Volatility scares many investors. People don’t enjoy seeing their assets lose value, even in the short term. But volatility doesn’t have to be scary; it’s a matter of perspective.
The issue with volatility is timing. This issue arises in two fashions.
Volatility and Timing
Volatility is by nature short term. When we see an asset or a market decline over a period of days, or perhaps weeks, we attribute it to volatility. If the same thing happens over months, it’s a trend. Volatility is up and down movement in prices over a short period of time. If it is only up movement, it’s not volatility. And if it’s only up movement, it’s not scary either.
The other time issue with volatility is the time until when an investor needs to make use of their funds. This is the issue that generates fear.
It’s not the fear of the assets losing value temporarily that bothers most investors; it’s the idea that they may not have the funds to do what they want to do.
Most often this is in the context of retirement planning, as that is the universal goal. People save for many things, but nearly everyone who saves for retirement.
How to deal with volatile investments depends on the amount of time until the assets are needed for the goal. Let’s begin by talking about saving for retirement when retirement is still a long way out, say 10 or more years away.
Far Away From Retirement
If retirement is 10 or more years out, volatility may be uncomfortable, but it also may help more than it hurts. With market-based investments, such as stocks, the objective is to have as many shares of an investment as possible at the greatest price at the time you need the money.
Volatility, as a temporary drop in prices, is effectively a sale that investors can take advantage of. When prices are temporarily down, it is a buying opportunity, as your amount of dollars will purchase more shares while prices are lower. This ultimately helps you later, when you need to have as many shares as possible at the greatest price.
If you are already all invested, and your goal is a long way away, the temporary price drop doesn’t hurt you. It’s the price and number of shares you have at the time you sell that matters. Volatility is like bumps in the road. They make the ride uncomfortable, but they don’t need to derail the journey.
If you are close to retirement, or even in retirement, the scenario is different. Similar, but different.
Near or In Retirement
If you are close to retirement, or early in retirement, most of your assets should still be invested for the long term. For example, if you are 62 or 65 or so, you should probably have about two years of expenses in cash and another four or five years of expenses in nonvolatile assets.
Beyond that, your investments should still be working for you, which necessitates having some exposure to volatility.
As you spend from cash, you then refill the cash bucket from short-term assets and the short-term assets from long-term assets. This allows you to select when to redeem long-term assets.
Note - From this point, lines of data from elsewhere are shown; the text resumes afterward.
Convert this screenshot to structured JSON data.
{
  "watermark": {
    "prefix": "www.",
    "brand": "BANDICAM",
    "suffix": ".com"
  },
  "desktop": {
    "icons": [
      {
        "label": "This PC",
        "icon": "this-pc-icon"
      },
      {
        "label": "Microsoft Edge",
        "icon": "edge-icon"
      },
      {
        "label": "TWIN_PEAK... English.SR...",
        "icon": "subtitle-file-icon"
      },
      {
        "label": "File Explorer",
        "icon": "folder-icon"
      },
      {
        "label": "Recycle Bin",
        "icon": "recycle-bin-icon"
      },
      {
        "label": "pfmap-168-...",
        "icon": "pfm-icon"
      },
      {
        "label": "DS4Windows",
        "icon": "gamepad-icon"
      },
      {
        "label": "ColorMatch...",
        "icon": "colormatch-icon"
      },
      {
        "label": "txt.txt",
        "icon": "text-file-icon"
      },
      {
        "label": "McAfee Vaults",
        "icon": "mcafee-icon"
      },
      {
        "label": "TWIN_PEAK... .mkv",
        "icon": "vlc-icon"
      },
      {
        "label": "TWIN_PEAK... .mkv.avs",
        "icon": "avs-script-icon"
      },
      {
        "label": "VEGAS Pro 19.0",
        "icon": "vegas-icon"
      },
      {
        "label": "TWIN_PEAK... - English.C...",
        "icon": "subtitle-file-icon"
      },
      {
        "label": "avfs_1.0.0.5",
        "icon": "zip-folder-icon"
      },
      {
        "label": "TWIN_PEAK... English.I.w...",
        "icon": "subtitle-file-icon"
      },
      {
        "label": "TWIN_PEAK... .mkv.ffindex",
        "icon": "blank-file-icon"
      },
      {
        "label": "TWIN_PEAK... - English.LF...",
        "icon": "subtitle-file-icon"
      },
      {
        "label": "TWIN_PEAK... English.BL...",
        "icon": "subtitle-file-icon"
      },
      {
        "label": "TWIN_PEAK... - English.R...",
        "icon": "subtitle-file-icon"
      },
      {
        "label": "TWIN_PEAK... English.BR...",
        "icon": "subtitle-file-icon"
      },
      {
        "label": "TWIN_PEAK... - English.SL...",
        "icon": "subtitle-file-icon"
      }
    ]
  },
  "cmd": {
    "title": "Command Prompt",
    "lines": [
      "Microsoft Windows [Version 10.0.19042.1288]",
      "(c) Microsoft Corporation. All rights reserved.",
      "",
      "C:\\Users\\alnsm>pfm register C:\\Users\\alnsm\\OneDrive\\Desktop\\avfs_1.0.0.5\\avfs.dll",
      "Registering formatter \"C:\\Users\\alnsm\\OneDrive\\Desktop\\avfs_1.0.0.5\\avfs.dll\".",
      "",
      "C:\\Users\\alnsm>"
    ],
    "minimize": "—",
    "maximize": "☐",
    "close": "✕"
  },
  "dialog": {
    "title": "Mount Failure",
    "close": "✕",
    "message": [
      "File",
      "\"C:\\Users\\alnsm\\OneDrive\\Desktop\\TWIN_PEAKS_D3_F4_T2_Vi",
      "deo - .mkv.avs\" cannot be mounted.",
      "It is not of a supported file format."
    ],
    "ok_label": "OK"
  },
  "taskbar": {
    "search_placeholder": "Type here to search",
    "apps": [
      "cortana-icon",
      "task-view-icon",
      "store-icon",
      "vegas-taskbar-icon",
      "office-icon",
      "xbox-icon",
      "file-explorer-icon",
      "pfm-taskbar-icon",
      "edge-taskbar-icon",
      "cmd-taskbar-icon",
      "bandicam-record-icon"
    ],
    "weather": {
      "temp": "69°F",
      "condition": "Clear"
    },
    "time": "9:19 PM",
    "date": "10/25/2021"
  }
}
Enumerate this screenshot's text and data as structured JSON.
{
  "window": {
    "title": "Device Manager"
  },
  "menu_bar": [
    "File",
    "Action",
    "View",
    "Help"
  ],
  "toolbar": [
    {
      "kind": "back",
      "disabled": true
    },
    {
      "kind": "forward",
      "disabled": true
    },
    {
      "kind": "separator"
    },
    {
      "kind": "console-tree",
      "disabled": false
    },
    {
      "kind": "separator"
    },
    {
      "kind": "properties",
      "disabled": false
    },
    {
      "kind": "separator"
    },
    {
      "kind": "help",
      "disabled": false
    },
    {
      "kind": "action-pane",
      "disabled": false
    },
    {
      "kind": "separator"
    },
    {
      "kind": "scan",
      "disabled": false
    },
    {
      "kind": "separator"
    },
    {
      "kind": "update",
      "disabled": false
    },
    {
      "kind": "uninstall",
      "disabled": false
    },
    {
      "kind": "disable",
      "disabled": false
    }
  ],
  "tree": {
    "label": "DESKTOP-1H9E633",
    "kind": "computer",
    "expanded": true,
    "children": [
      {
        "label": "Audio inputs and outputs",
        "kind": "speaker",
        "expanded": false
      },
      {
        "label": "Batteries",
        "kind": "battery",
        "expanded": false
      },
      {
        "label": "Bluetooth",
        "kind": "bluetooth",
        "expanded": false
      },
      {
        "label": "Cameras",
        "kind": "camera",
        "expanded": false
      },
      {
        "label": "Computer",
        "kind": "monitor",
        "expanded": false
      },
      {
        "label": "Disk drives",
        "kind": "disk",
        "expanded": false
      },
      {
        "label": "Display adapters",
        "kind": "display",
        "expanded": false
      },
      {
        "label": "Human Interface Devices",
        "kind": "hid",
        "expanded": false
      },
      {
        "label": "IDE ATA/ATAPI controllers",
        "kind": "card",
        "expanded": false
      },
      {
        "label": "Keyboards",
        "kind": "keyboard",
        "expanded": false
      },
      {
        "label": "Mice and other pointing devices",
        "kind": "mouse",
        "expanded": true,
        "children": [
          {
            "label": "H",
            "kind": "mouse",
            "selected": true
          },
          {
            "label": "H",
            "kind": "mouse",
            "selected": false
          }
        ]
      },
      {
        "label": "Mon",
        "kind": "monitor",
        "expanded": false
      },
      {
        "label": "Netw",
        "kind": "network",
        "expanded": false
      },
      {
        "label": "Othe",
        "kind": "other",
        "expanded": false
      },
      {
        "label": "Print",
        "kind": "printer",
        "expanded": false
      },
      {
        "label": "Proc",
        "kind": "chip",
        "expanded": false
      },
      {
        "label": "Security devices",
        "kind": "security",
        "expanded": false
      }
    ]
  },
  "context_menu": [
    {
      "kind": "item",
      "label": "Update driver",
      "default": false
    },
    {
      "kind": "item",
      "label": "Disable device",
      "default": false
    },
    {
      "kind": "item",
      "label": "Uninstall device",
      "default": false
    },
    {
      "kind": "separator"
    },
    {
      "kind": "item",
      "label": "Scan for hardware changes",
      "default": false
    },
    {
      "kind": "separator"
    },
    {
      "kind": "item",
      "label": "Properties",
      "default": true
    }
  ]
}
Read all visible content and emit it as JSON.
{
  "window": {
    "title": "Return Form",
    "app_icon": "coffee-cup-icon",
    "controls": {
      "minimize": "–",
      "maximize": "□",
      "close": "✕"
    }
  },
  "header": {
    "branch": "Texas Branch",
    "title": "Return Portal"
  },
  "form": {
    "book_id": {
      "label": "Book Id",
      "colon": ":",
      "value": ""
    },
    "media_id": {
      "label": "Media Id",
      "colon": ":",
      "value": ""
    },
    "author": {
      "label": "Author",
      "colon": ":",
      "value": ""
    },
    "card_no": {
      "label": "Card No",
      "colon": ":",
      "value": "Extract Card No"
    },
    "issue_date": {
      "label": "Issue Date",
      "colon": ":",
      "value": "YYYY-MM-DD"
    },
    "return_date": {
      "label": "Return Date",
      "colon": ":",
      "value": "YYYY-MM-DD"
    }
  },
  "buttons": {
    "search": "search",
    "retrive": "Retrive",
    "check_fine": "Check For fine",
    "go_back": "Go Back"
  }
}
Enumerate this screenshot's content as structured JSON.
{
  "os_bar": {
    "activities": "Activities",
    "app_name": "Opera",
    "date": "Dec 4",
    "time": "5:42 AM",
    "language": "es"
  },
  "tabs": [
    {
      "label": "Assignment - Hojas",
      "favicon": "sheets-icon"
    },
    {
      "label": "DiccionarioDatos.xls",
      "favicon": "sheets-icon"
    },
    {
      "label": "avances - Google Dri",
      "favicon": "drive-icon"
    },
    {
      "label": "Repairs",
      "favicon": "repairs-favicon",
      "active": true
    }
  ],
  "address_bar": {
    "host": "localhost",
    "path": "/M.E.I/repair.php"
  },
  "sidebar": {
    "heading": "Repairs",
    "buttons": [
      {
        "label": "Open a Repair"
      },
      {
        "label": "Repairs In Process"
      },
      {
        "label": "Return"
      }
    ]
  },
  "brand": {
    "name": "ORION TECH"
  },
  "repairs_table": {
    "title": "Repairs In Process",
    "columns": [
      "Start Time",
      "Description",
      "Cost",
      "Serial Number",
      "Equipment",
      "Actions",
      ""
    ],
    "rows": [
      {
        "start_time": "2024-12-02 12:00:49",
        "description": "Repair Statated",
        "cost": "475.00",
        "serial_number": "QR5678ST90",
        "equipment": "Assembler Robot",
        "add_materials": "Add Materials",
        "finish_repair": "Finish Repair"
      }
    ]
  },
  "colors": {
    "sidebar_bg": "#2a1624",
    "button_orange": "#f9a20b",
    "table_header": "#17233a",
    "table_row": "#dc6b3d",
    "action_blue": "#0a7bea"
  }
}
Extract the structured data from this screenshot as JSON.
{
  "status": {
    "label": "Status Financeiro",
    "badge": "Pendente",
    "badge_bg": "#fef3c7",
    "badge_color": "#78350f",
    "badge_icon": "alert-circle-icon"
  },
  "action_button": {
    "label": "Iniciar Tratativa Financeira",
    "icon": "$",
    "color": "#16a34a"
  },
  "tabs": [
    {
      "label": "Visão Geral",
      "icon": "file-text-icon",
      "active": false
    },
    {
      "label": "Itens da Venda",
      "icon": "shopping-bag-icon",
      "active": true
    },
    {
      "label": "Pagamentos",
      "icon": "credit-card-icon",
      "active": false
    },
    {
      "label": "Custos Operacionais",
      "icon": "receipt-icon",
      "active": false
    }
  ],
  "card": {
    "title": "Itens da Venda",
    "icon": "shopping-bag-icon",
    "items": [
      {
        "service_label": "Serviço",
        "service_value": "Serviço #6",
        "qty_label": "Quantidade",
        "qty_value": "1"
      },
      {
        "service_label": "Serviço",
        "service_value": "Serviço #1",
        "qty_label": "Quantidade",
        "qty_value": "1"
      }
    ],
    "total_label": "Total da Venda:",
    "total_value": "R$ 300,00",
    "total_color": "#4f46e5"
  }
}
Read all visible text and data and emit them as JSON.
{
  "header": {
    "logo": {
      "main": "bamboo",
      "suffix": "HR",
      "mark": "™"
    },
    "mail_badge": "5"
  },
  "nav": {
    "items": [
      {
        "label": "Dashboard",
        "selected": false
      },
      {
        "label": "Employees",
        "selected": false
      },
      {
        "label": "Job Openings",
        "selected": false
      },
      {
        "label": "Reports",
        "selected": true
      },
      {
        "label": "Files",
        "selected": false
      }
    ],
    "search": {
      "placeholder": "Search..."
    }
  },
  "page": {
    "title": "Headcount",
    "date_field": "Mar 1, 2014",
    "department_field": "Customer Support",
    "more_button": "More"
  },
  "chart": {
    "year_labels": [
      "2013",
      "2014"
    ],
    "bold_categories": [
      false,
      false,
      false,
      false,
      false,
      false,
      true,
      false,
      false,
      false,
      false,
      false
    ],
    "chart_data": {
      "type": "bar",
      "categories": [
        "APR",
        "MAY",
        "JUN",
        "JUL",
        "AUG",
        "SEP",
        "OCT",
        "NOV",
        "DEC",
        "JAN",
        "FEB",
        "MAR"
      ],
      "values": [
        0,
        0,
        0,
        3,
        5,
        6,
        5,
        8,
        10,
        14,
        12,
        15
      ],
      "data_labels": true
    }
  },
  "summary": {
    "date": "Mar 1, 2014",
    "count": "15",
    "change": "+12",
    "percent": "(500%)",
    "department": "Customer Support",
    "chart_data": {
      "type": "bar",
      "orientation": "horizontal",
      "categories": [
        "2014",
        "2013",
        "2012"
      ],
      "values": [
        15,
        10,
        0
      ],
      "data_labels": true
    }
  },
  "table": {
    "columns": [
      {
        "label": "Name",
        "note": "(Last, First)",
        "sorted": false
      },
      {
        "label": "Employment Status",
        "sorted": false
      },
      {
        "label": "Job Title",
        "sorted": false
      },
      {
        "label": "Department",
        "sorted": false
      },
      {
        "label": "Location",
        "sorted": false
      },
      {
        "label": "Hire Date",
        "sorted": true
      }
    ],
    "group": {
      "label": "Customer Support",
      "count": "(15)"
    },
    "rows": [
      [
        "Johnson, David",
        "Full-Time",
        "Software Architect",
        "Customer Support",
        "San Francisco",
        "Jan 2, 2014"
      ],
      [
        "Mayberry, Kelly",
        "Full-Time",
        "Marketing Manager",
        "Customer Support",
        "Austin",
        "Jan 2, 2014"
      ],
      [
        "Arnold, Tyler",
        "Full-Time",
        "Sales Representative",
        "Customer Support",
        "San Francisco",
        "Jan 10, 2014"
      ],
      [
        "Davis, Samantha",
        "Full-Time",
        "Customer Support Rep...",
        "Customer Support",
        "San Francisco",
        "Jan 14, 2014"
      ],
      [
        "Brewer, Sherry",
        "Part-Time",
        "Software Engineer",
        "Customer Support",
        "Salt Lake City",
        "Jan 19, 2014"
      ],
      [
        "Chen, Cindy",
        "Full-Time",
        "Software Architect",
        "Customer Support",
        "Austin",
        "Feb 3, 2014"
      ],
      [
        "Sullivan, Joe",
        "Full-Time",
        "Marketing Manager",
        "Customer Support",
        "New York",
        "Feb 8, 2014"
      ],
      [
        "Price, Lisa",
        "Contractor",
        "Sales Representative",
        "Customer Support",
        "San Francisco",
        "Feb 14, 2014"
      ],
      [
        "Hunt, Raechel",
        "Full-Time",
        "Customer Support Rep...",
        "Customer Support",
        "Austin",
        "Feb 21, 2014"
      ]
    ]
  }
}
You don’t need to liquidate long-term assets during a period of volatility, as you have two years in cash and another four or five years in nonvolatile assets. You can weather the storm.
The problem for retired people isn’t the volatility; it’s the portfolio structure. If you have set up your portfolio so the long term feeds the mid term, which feeds the near term, you don’t have a volatility problem. You have a volatility problem only with an improperly structured portfolio, where you are spending from volatile assets.
Goals Other Than Retirement
The volatility issue for goals other than retirement is really no different. If the goal is near, there is no reason to be in volatile assets. If you are saving for a much needed down payment in two years, you should not be in a position to experience volatility. If you are saving for a vacation home in 15 years or for education needs in 10 or 15 years, then you can afford volatility, as you won’t be spending the funds at this point.
The Bottom Line
For most investors the problem isn’t volatility; the problem is fear. And the fear comes from not understanding either the market or the investment that they are in. This leads them to think that they are not going to achieve their long-term goals because of temporary price fluctuations.
Generally, these price fluctuations, aka volatility, won’t keep you from achieving your goals — unless you do something harmful, such as take the money out of the investments. The number-one way people hurt themselves is by selling at the wrong time, when their investments are down.
Markets are perspective driven. It’s not the news that drives markets; it’s what people think the news might mean long term that drives the markets. Once the news cycle changes, people think something different, and the volatility is behind us. Volatility is real; the cause of volatility is typically perception. If you are in the right investments for the right reasons, that doesn’t change because of other people’s perceptions of the market. If you are in the right investments for the right reasons, your best bet is to hold course. This shall pass.